Task details. Go through the entries below and count the lines holding the word "Autobiography". Reply with only the number, please.
━━ Input records
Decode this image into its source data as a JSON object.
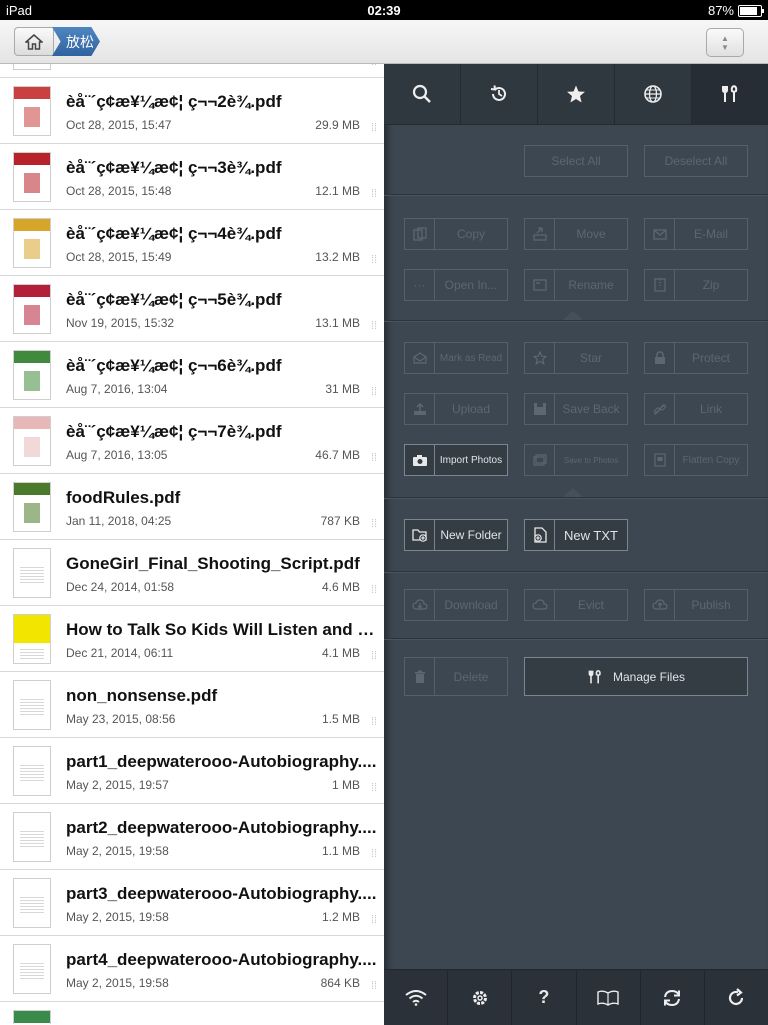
{
  "status": {
    "carrier": "iPad",
    "time": "02:39",
    "battery": "87%"
  },
  "navbar": {
    "current_folder": "放松"
  },
  "files": [
    {
      "name": "",
      "date": "",
      "size": "",
      "thumb_color": "#c94040"
    },
    {
      "name": "èå¨´ç¢æ¥¼æ¢¦ ç¬¬2è¾.pdf",
      "date": "Oct 28, 2015, 15:47",
      "size": "29.9 MB",
      "thumb_color": "#c94040"
    },
    {
      "name": "èå¨´ç¢æ¥¼æ¢¦ ç¬¬3è¾.pdf",
      "date": "Oct 28, 2015, 15:48",
      "size": "12.1 MB",
      "thumb_color": "#b8222a"
    },
    {
      "name": "èå¨´ç¢æ¥¼æ¢¦ ç¬¬4è¾.pdf",
      "date": "Oct 28, 2015, 15:49",
      "size": "13.2 MB",
      "thumb_color": "#d6a62a"
    },
    {
      "name": "èå¨´ç¢æ¥¼æ¢¦ ç¬¬5è¾.pdf",
      "date": "Nov 19, 2015, 15:32",
      "size": "13.1 MB",
      "thumb_color": "#b4203a"
    },
    {
      "name": "èå¨´ç¢æ¥¼æ¢¦ ç¬¬6è¾.pdf",
      "date": "Aug 7, 2016, 13:04",
      "size": "31 MB",
      "thumb_color": "#3f8a3c"
    },
    {
      "name": "èå¨´ç¢æ¥¼æ¢¦ ç¬¬7è¾.pdf",
      "date": "Aug 7, 2016, 13:05",
      "size": "46.7 MB",
      "thumb_color": "#e8b8b8"
    },
    {
      "name": "foodRules.pdf",
      "date": "Jan 11, 2018, 04:25",
      "size": "787 KB",
      "thumb_color": "#4a7a2a"
    },
    {
      "name": "GoneGirl_Final_Shooting_Script.pdf",
      "date": "Dec 24, 2014, 01:58",
      "size": "4.6 MB",
      "thumb_color": "#ffffff"
    },
    {
      "name": "How to Talk So Kids Will Listen and Li...",
      "date": "Dec 21, 2014, 06:11",
      "size": "4.1 MB",
      "thumb_color": "#f2e600"
    },
    {
      "name": "non_nonsense.pdf",
      "date": "May 23, 2015, 08:56",
      "size": "1.5 MB",
      "thumb_color": "#ffffff"
    },
    {
      "name": "part1_deepwaterooo-Autobiography....",
      "date": "May 2, 2015, 19:57",
      "size": "1 MB",
      "thumb_color": "#ffffff"
    },
    {
      "name": "part2_deepwaterooo-Autobiography....",
      "date": "May 2, 2015, 19:58",
      "size": "1.1 MB",
      "thumb_color": "#ffffff"
    },
    {
      "name": "part3_deepwaterooo-Autobiography....",
      "date": "May 2, 2015, 19:58",
      "size": "1.2 MB",
      "thumb_color": "#ffffff"
    },
    {
      "name": "part4_deepwaterooo-Autobiography....",
      "date": "May 2, 2015, 19:58",
      "size": "864 KB",
      "thumb_color": "#ffffff"
    },
    {
      "name": "",
      "date": "",
      "size": "",
      "thumb_color": "#3a8a4a"
    }
  ],
  "top_tabs": [
    {
      "name": "search",
      "icon": "search-icon"
    },
    {
      "name": "recent",
      "icon": "history-icon"
    },
    {
      "name": "favorites",
      "icon": "star-icon"
    },
    {
      "name": "network",
      "icon": "globe-icon"
    },
    {
      "name": "tools",
      "icon": "tools-icon"
    }
  ],
  "panel": {
    "select_all": "Select All",
    "deselect_all": "Deselect All",
    "copy": "Copy",
    "move": "Move",
    "email": "E-Mail",
    "open_in": "Open In...",
    "rename": "Rename",
    "zip": "Zip",
    "mark_as_read": "Mark as Read",
    "star": "Star",
    "protect": "Protect",
    "upload": "Upload",
    "save_back": "Save Back",
    "link": "Link",
    "import_photos": "Import Photos",
    "save_to_photos": "Save to Photos",
    "flatten_copy": "Flatten Copy",
    "new_folder": "New Folder",
    "new_txt": "New TXT",
    "download": "Download",
    "evict": "Evict",
    "publish": "Publish",
    "delete": "Delete",
    "manage_files": "Manage Files"
  },
  "bottom_bar": [
    {
      "name": "wifi",
      "icon": "wifi-icon"
    },
    {
      "name": "settings",
      "icon": "gear-icon"
    },
    {
      "name": "help",
      "icon": "question-icon"
    },
    {
      "name": "reader",
      "icon": "book-icon"
    },
    {
      "name": "sync",
      "icon": "sync-icon"
    },
    {
      "name": "refresh",
      "icon": "refresh-icon"
    }
  ]
}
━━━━
Task answer. 4